"A video of Donald Trump testifying under oath about his provocative rhetoric about Mexicans and other Latinos is set to go public" as soon as today. "Trump gave the testimony in June at a law office in Washington in connection with one of two lawsuits he filed last year after prominent chefs reacted to the controversy over his remarks by pulling out of plans to open restaurants at his new D.C. hotel. D.C. Superior Court Judge Brian Holeman said in an order issued Thursday evening that fears the testimony might show up in campaign commercials were no basis to keep the public from seeing the video."
No matter that his recall of foreign leaders leaves something to be desired, Gary Johnson is the choice of the Chicago Tribune's editorial board. The editors argue that Donald Trump couldn't do the job of president, while hitting Hillary Clinton for "her intent to greatly increase federal spending and taxation, and serious questions about honesty and trust." Which leaves them with Johnson. "Every American who casts a vote for him is standing for principles," they write, "and can be proud of that vote. Yes, proud of a candidate in 2016."

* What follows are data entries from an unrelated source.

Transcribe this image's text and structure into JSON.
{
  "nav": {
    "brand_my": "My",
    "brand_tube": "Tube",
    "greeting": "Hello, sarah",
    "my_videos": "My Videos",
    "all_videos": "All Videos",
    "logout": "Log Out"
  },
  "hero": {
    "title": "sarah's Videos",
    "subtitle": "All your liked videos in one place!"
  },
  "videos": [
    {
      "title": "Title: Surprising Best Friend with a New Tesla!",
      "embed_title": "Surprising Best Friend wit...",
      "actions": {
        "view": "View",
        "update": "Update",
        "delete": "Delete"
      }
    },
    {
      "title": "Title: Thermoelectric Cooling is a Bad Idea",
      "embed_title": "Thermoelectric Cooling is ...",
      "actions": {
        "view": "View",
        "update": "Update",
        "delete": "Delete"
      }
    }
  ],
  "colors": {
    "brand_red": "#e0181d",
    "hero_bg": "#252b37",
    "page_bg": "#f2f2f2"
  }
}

Speaking at the funeral of former Israeli Prime Minister Shimon Peres, President Obama "compared Peres to 'other giants of the 20th century' such as Nelson Mandela and Queen Elizabeth who 'find no need to posture or traffic in what's popular in the moment.'" Among the 6,000 mourners at the service was Palestinian President Mahmoud Abbas. Obama called Abbas's presence a sign of the "unfinished business of peace" in the region.